Every line with the string "Dokumenty" in it belongs in your answer, so copy them all from the data.

Element data from apps and pages:
* * * * * * *
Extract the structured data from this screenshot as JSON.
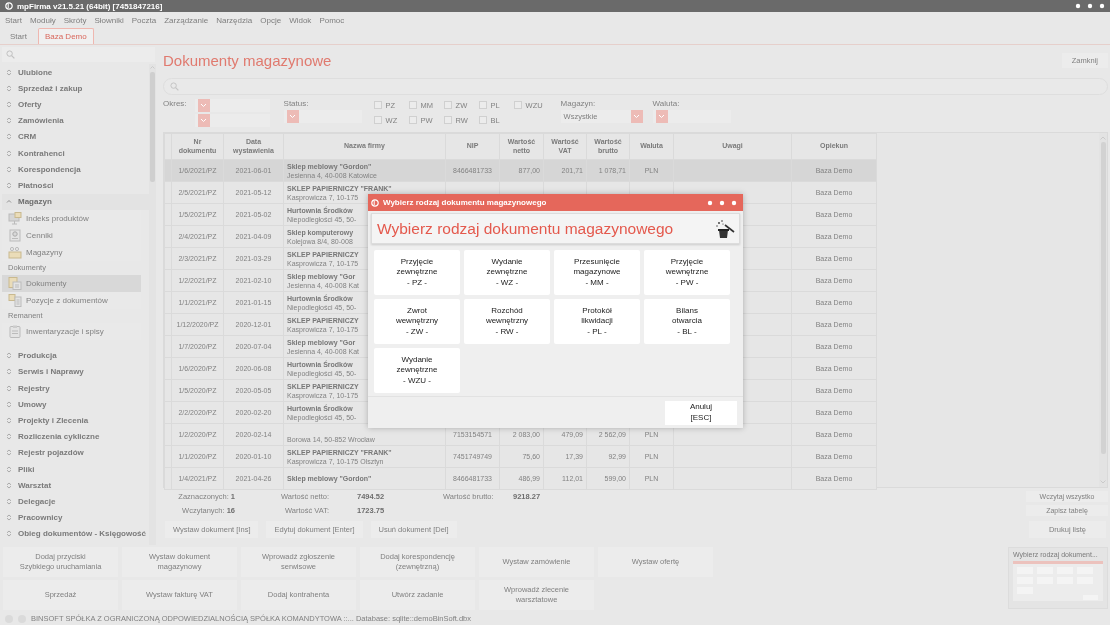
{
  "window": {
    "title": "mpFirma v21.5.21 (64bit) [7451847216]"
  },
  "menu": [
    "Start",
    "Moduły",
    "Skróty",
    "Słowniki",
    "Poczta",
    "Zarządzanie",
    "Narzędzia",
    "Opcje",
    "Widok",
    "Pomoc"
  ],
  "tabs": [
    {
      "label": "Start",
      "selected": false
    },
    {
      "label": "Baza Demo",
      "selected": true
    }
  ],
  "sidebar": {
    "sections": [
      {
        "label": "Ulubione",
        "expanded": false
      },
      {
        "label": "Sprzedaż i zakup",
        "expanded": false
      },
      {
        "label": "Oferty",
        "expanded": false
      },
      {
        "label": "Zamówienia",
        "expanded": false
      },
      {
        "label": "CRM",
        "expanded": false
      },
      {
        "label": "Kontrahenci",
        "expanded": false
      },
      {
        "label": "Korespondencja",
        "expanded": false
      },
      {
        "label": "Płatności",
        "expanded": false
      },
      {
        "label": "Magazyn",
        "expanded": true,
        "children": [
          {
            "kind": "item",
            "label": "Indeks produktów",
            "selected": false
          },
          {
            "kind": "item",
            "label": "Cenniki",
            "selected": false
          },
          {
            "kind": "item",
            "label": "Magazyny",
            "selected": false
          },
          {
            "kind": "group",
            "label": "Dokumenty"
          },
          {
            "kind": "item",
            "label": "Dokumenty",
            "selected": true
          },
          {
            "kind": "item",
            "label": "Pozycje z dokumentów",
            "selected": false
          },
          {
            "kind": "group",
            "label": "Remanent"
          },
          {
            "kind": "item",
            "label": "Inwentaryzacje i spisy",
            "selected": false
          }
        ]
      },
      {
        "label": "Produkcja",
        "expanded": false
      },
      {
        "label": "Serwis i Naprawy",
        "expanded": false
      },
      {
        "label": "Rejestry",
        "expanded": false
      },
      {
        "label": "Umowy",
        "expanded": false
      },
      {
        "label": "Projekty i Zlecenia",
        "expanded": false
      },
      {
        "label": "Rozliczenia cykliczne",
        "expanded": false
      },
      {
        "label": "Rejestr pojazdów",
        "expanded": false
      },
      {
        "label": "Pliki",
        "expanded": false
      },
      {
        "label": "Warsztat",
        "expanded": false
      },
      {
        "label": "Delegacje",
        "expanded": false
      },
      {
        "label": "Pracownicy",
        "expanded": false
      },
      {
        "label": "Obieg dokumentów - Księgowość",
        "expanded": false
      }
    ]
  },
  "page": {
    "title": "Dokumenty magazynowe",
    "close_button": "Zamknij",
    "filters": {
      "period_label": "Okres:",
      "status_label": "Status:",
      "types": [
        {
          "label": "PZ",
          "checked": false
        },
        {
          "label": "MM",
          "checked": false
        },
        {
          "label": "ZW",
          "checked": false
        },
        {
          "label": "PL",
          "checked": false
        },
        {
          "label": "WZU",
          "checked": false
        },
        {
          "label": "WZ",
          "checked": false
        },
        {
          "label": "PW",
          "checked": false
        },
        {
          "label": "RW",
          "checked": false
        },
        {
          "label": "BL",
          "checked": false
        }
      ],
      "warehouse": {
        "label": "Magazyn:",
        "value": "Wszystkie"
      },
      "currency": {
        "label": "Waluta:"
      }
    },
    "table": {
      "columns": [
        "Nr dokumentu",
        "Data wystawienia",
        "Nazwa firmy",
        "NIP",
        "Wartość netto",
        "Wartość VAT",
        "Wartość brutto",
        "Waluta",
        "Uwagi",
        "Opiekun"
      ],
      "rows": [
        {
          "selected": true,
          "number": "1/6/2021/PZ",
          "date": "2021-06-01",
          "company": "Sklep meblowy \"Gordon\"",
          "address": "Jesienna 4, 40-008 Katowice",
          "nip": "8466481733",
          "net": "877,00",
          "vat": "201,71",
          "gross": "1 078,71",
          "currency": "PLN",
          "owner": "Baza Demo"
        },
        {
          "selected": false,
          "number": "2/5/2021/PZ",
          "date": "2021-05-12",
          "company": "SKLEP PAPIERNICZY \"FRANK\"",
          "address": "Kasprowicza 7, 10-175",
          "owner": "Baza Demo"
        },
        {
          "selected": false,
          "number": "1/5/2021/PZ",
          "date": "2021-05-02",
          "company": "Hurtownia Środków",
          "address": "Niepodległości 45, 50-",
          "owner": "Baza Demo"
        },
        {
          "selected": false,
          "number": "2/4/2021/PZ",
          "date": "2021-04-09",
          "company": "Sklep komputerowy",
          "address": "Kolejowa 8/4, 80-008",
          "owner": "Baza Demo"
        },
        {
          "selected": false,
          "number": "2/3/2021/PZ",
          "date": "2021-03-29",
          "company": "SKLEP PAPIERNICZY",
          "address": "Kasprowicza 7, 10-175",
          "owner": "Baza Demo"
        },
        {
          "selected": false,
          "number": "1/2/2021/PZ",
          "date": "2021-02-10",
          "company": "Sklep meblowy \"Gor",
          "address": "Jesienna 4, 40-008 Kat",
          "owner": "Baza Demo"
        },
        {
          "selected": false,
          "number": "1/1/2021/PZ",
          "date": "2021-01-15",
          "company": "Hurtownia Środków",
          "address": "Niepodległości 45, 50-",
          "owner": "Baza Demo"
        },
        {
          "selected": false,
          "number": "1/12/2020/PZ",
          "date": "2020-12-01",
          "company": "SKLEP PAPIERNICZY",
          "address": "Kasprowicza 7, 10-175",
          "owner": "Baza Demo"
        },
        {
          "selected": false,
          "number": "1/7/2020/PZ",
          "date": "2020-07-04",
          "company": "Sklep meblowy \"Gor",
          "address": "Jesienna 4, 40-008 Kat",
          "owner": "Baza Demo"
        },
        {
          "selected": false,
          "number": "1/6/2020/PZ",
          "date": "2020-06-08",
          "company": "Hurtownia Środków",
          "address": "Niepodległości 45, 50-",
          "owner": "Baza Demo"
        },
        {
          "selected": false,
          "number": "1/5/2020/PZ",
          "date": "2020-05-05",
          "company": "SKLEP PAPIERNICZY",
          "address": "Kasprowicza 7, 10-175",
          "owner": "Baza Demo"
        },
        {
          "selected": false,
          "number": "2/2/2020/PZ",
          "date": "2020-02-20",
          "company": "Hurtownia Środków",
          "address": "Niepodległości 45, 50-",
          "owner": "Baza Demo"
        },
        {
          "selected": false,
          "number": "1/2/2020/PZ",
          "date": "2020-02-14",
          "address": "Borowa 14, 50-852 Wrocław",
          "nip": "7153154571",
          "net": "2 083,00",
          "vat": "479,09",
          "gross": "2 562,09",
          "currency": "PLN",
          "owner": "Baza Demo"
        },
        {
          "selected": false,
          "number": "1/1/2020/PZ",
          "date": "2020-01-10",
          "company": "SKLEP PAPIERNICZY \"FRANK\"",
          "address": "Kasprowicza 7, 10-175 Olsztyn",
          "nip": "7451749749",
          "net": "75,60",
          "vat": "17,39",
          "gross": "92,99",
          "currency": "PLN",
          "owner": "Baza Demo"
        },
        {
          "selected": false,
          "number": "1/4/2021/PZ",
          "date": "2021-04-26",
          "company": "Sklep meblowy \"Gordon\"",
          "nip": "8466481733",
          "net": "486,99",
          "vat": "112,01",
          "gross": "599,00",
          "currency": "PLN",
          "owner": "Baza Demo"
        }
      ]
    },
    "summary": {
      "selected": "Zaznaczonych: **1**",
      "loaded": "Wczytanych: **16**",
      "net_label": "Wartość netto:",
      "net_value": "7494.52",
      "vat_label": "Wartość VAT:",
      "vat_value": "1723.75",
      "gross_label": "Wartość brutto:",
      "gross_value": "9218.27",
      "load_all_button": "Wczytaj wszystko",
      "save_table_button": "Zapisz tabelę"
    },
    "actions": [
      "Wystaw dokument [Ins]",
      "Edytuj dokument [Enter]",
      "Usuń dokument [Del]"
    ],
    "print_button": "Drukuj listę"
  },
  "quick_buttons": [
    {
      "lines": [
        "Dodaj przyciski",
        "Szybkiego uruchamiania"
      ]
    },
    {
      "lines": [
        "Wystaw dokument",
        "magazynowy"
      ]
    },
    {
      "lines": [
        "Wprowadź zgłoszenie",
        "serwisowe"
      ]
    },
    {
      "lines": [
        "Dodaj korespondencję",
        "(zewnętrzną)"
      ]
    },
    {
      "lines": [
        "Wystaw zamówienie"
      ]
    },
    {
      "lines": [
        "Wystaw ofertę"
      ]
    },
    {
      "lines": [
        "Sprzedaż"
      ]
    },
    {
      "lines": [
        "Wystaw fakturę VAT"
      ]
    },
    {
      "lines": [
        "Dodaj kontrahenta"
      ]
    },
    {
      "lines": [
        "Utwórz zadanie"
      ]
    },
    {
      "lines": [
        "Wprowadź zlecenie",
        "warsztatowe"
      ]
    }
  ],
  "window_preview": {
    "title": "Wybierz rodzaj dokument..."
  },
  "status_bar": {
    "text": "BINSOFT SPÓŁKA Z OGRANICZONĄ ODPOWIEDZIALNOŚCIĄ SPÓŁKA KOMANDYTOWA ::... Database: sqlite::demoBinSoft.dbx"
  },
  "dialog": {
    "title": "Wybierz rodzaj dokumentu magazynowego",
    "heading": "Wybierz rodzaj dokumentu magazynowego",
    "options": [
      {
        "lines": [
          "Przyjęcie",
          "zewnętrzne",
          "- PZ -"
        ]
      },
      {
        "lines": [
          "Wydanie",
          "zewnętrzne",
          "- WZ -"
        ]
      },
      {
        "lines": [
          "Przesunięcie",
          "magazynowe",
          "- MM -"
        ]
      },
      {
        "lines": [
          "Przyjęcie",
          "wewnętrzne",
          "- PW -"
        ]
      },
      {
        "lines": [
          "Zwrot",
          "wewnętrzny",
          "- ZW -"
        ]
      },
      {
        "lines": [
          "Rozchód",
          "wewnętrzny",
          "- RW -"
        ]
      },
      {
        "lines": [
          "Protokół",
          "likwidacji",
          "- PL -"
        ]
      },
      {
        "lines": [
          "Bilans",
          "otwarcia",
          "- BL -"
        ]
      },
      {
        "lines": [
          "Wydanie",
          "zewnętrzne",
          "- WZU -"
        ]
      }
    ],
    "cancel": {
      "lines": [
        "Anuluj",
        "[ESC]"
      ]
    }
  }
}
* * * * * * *
### RESULT OF THIS TASK:
            "label": "Dokumenty"
            "label": "Dokumenty",
    "title": "Dokumenty magazynowe",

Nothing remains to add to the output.